→ Task to carry out:
Go through the records and write each one out again exactly.

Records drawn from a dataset

--

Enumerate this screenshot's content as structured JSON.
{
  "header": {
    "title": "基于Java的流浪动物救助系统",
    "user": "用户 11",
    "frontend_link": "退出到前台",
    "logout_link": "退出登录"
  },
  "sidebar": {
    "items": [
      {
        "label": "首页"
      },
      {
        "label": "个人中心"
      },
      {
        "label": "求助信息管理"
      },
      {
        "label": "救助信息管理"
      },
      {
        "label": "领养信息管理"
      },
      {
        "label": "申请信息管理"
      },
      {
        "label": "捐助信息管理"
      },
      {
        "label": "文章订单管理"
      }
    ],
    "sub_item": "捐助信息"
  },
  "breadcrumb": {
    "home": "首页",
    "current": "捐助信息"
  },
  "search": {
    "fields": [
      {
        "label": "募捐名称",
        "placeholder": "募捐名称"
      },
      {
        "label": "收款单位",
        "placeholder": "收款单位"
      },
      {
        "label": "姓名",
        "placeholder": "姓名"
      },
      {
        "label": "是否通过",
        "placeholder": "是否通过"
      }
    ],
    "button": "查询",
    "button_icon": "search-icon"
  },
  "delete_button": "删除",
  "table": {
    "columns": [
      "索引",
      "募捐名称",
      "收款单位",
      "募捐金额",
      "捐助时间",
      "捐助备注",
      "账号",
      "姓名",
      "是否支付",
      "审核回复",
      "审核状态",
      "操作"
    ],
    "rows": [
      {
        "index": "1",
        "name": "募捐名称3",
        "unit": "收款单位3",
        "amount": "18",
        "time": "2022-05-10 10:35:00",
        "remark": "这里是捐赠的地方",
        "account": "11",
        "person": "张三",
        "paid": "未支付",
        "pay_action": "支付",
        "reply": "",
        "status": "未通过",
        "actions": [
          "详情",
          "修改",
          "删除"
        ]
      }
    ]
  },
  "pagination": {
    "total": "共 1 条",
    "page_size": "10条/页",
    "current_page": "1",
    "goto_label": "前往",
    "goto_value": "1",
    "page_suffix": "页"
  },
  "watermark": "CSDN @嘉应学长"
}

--

→ Exercise output:
Enumerate this screenshot's content as structured JSON.
{
  "header": {
    "title": "基于Java的流浪动物救助系统",
    "user": "用户 11",
    "frontend_link": "退出到前台",
    "logout_link": "退出登录"
  },
  "sidebar": {
    "items": [
      {
        "label": "首页"
      },
      {
        "label": "个人中心"
      },
      {
        "label": "求助信息管理"
      },
      {
        "label": "救助信息管理"
      },
      {
        "label": "领养信息管理"
      },
      {
        "label": "申请信息管理"
      },
      {
        "label": "捐助信息管理"
      },
      {
        "label": "文章订单管理"
      }
    ],
    "sub_item": "捐助信息"
  },
  "breadcrumb": {
    "home": "首页",
    "current": "捐助信息"
  },
  "search": {
    "fields": [
      {
        "label": "募捐名称",
        "placeholder": "募捐名称"
      },
      {
        "label": "收款单位",
        "placeholder": "收款单位"
      },
      {
        "label": "姓名",
        "placeholder": "姓名"
      },
      {
        "label": "是否通过",
        "placeholder": "是否通过"
      }
    ],
    "button": "查询",
    "button_icon": "search-icon"
  },
  "delete_button": "删除",
  "table": {
    "columns": [
      "索引",
      "募捐名称",
      "收款单位",
      "募捐金额",
      "捐助时间",
      "捐助备注",
      "账号",
      "姓名",
      "是否支付",
      "审核回复",
      "审核状态",
      "操作"
    ],
    "rows": [
      {
        "index": "1",
        "name": "募捐名称3",
        "unit": "收款单位3",
        "amount": "18",
        "time": "2022-05-10 10:35:00",
        "remark": "这里是捐赠的地方",
        "account": "11",
        "person": "张三",
        "paid": "未支付",
        "pay_action": "支付",
        "reply": "",
        "status": "未通过",
        "actions": [
          "详情",
          "修改",
          "删除"
        ]
      }
    ]
  },
  "pagination": {
    "total": "共 1 条",
    "page_size": "10条/页",
    "current_page": "1",
    "goto_label": "前往",
    "goto_value": "1",
    "page_suffix": "页"
  },
  "watermark": "CSDN @嘉应学长"
}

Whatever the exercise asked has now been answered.